What you will do: Nothing but a number should be returned: the count of lines in the records that contain "category".

#### Data for analysis ####

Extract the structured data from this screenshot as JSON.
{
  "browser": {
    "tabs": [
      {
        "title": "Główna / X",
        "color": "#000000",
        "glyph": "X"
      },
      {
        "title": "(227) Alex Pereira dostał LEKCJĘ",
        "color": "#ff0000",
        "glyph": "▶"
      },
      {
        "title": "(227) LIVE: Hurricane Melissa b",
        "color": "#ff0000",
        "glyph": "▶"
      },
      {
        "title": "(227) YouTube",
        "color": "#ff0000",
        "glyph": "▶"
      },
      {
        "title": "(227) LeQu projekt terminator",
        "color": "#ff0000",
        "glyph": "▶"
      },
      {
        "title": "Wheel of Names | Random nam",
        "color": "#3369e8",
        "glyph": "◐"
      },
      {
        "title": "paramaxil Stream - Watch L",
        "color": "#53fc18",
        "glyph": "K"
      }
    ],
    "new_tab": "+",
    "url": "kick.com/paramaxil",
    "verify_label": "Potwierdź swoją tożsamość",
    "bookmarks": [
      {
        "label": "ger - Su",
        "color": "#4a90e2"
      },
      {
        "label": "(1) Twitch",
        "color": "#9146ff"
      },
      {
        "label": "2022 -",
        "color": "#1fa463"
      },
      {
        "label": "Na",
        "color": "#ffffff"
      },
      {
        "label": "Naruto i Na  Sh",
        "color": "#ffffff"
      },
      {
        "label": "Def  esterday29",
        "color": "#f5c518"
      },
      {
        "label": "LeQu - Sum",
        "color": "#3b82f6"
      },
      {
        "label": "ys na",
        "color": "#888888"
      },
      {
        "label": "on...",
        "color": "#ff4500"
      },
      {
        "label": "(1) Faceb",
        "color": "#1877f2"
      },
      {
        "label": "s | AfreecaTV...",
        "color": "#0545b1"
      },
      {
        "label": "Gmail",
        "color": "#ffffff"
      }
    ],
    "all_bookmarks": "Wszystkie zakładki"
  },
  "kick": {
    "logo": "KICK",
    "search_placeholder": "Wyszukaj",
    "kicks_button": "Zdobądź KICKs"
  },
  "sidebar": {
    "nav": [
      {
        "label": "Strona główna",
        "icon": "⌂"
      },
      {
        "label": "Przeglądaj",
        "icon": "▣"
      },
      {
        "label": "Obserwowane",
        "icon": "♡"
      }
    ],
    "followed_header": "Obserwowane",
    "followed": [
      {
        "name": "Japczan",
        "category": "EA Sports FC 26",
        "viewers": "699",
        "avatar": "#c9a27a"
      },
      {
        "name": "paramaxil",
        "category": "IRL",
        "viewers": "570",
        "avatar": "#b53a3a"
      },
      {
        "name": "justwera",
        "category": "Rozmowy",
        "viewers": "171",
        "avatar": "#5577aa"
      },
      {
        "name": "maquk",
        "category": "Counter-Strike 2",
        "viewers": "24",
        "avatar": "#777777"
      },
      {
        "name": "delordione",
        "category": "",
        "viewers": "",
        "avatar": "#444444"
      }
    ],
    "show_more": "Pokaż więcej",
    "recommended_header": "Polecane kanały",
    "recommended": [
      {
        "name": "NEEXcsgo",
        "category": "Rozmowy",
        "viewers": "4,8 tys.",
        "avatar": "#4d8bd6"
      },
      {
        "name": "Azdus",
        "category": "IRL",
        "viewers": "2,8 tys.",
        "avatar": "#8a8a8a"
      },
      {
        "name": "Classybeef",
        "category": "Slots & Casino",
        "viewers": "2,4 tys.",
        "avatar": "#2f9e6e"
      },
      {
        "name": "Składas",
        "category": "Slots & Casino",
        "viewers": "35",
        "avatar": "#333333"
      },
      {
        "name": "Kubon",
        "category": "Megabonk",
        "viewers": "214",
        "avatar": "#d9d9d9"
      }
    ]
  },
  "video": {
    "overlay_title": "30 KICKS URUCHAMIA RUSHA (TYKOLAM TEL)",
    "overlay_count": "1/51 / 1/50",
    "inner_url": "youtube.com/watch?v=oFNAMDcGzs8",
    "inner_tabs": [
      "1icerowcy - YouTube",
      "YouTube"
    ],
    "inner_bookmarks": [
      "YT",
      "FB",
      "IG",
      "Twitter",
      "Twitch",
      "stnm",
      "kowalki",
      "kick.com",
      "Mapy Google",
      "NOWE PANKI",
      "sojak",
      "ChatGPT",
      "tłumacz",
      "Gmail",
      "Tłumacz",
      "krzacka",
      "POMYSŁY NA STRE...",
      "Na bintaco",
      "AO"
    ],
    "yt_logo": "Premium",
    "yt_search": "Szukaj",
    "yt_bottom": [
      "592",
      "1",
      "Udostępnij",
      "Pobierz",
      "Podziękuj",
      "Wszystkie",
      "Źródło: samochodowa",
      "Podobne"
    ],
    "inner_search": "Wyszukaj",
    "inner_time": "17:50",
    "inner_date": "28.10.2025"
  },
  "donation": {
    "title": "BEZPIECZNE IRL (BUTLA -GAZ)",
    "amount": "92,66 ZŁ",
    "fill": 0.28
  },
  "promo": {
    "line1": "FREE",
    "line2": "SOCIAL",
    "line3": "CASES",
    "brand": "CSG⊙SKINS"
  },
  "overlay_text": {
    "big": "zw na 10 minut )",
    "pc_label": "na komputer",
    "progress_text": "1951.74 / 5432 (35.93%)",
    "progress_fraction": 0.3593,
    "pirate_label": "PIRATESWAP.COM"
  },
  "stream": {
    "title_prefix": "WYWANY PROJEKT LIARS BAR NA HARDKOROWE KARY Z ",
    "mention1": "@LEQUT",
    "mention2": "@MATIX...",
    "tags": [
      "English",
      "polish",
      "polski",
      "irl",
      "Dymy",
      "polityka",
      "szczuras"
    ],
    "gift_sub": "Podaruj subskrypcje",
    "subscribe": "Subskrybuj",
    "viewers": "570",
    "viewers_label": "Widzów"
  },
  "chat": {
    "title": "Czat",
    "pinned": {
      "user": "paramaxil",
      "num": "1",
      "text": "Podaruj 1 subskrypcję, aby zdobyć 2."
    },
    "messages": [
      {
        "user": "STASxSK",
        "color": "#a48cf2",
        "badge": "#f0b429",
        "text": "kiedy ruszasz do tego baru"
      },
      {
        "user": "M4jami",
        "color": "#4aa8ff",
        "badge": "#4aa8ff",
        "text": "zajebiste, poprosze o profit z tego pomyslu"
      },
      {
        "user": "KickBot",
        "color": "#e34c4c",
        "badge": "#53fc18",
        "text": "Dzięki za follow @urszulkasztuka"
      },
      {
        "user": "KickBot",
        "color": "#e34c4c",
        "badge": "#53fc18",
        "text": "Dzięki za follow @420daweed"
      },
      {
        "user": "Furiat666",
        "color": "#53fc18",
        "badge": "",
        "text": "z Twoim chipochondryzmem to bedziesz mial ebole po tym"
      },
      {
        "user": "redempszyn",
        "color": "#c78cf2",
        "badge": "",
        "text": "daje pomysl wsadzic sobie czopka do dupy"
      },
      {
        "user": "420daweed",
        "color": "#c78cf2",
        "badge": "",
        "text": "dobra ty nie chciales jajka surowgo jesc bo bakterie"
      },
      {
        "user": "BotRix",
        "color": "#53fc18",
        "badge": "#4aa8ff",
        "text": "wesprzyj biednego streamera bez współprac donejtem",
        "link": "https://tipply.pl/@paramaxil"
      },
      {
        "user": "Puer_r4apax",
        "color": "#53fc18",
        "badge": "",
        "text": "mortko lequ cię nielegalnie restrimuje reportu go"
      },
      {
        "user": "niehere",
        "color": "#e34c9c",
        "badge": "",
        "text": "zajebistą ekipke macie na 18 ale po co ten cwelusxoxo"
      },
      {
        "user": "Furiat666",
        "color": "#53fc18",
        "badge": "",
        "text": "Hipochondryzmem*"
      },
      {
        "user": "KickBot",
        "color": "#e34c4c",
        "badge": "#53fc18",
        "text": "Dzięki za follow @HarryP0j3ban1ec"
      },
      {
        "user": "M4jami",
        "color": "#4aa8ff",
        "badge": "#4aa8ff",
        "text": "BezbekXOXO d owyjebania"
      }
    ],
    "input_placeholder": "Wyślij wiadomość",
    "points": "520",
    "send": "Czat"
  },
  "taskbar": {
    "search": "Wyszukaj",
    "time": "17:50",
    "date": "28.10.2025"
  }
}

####

Answer to this task: 10